Coinsurance is usually the amount that the client must pay after a deductible has been met or if there is no deductible. Coinsurance is typically a percent, such as 20%, of the total reimbursed amount for the session. The percent will be calculated from the contracted amount and not the amount billed. It's important to collect coinsurance monies at the time of each session when the amount is known.

So a client who has met their $3,000 deductible attends a counseling session. And you billed a session as an intake for $200. The contracted rate with the insurance company is $120, and the client has a 20% coinsurance. The insurance will reimburse you $86, with the client owing $24 for the date of service.

Does that makes sense? OK, good.

A copay is a fixed amount that the client will pay for the session as determined by the insurance company. Copays can either be the same as the PCP, or Primary Care Provider, amount, or they can be the specialist amount. The only way to know which copay to collect is to call the insurance company or check online.

Be sure and collect copays each session. At the end of all my sessions, if a copay is due, I pull out this little square thing and connect it to my phone. And I swipe a card.

Not charging copays or coinsurances is considered insurance fraud and is not allowed and can get you in very big trouble. The reason why is because you negotiated a rate with the insurance company, and the insurance company expects the entire amount to be collected. Not collecting copays, deductibles, and coinsurances from the client is considered insurance fraud.

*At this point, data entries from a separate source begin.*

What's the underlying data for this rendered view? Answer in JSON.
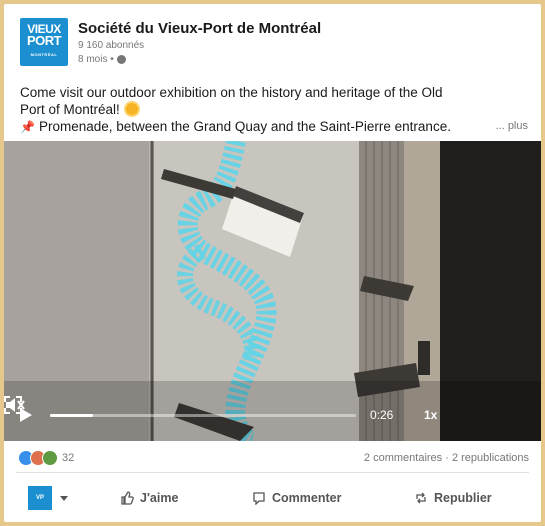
{
  "header": {
    "org_name": "Société du Vieux-Port de Montréal",
    "followers": "9 160 abonnés",
    "time_ago": "8 mois •",
    "logo": {
      "line1": "VIEUX",
      "line2": "PORT",
      "line3": "MONTRÉAL"
    }
  },
  "post": {
    "line1": "Come visit our outdoor exhibition on the history and heritage of the Old",
    "line2": "Port of Montréal!",
    "line3": "Promenade, between the Grand Quay and the Saint-Pierre entrance.",
    "more": "... plus"
  },
  "video": {
    "time": "0:26",
    "speed": "1x",
    "progress": 0.14
  },
  "social": {
    "reaction_count": "32",
    "stats": "2 commentaires · 2 republications"
  },
  "actions": {
    "like": "J'aime",
    "comment": "Commenter",
    "repost": "Republier"
  },
  "colors": {
    "brand": "#1c8fd0",
    "frame": "#e6c88c"
  },
  "icons": [
    "globe-icon",
    "sun-emoji-icon",
    "pin-emoji-icon",
    "play-icon",
    "mute-icon",
    "fullscreen-icon",
    "like-icon",
    "comment-icon",
    "repost-icon",
    "chevron-down-icon"
  ]
}
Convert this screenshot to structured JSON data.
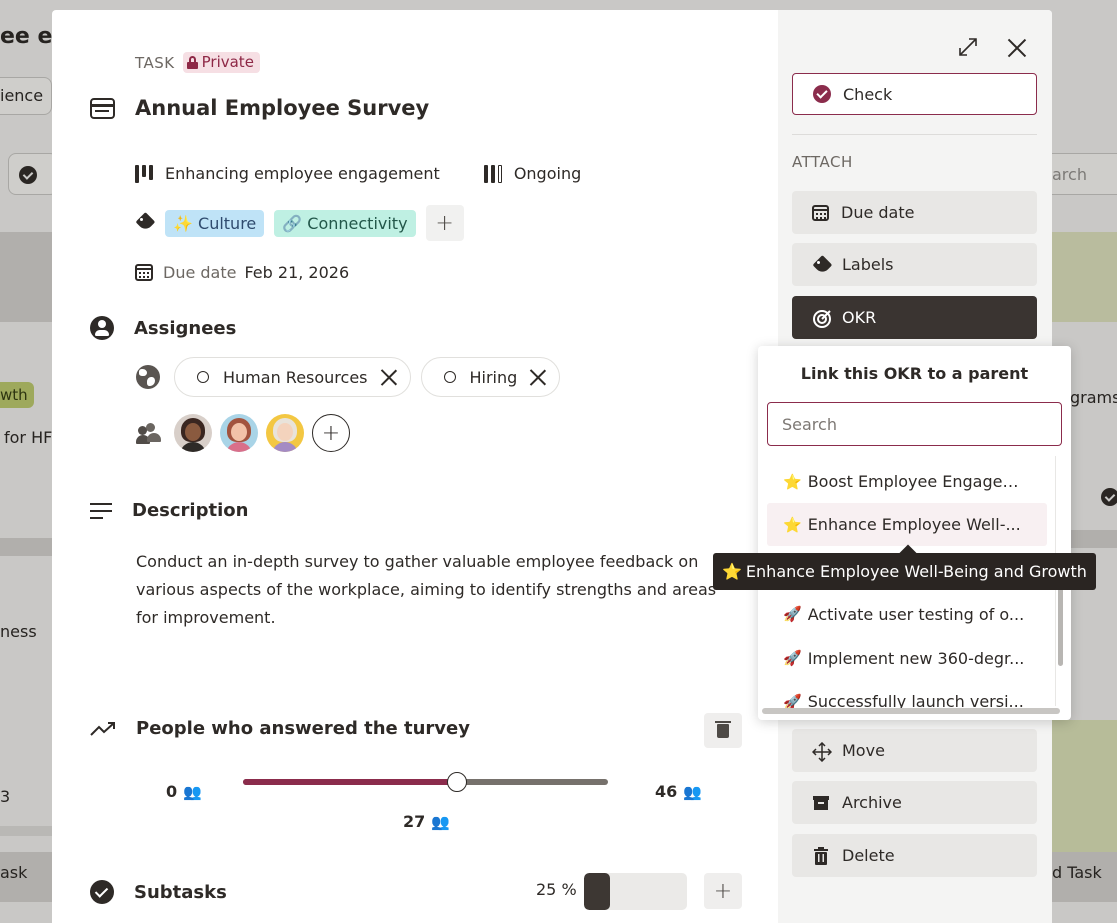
{
  "background": {
    "title_fragment": "ee en",
    "pill_fragment": "ience",
    "search_fragment": "arch",
    "tag_fragment": "wth",
    "left_text_1": "for HF",
    "left_text_2": "ness",
    "left_number": "3",
    "left_text_3": "ask",
    "right_text_1": "grams",
    "right_text_2": "d Task"
  },
  "task": {
    "type_label": "TASK",
    "privacy_label": "Private",
    "title": "Annual Employee Survey",
    "project": "Enhancing employee engagement",
    "status": "Ongoing",
    "labels": [
      {
        "emoji": "✨",
        "text": "Culture"
      },
      {
        "emoji": "🔗",
        "text": "Connectivity"
      }
    ],
    "add_label": "+",
    "due_date_label": "Due date",
    "due_date_value": "Feb 21, 2026"
  },
  "assignees": {
    "heading": "Assignees",
    "groups": [
      {
        "name": "Human Resources"
      },
      {
        "name": "Hiring"
      }
    ],
    "add_symbol": "+"
  },
  "description": {
    "heading": "Description",
    "text": "Conduct an in-depth survey to gather valuable employee feedback on various aspects of the workplace, aiming to identify strengths and areas for improvement."
  },
  "metric": {
    "heading": "People who answered the turvey",
    "min": "0",
    "max": "46",
    "current": "27",
    "unit_emoji": "👥",
    "fraction": 0.587
  },
  "subtasks": {
    "heading": "Subtasks",
    "percent_label": "25 %",
    "fraction": 0.25,
    "add_symbol": "+"
  },
  "side": {
    "check_label": "Check",
    "attach_heading": "ATTACH",
    "actions": {
      "due_date": "Due date",
      "labels": "Labels",
      "okr": "OKR",
      "move": "Move",
      "archive": "Archive",
      "delete": "Delete"
    }
  },
  "okr_popup": {
    "title": "Link this OKR to a parent",
    "search_placeholder": "Search",
    "items": [
      {
        "emoji": "⭐",
        "text": "Boost Employee Engagem..."
      },
      {
        "emoji": "⭐",
        "text": "Enhance Employee Well-..."
      },
      {
        "emoji": "🚀",
        "text": "Activate user testing of o..."
      },
      {
        "emoji": "🚀",
        "text": "Implement new 360-degr..."
      },
      {
        "emoji": "🚀",
        "text": "Successfully launch versi..."
      }
    ],
    "tooltip_emoji": "⭐",
    "tooltip_text": "Enhance Employee Well-Being and Growth"
  },
  "colors": {
    "accent": "#8b2c4c",
    "dark": "#3a3431",
    "slider_track": "#76716c"
  }
}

Here's what we covered in this lesson-- first, deductible. Next, coinsurance, copay, collecting payment.

[MUSIC PLAYING]

Notes on "Client Payment Responsibilities"

(00:00-00:39) Introduction

(00:40-04:00) Deductible

(04:01-05:07) Coinsurance

(05:08-05:43) Copay

(05:44-06:15) Collecting payment

(06:16-06:30) Summary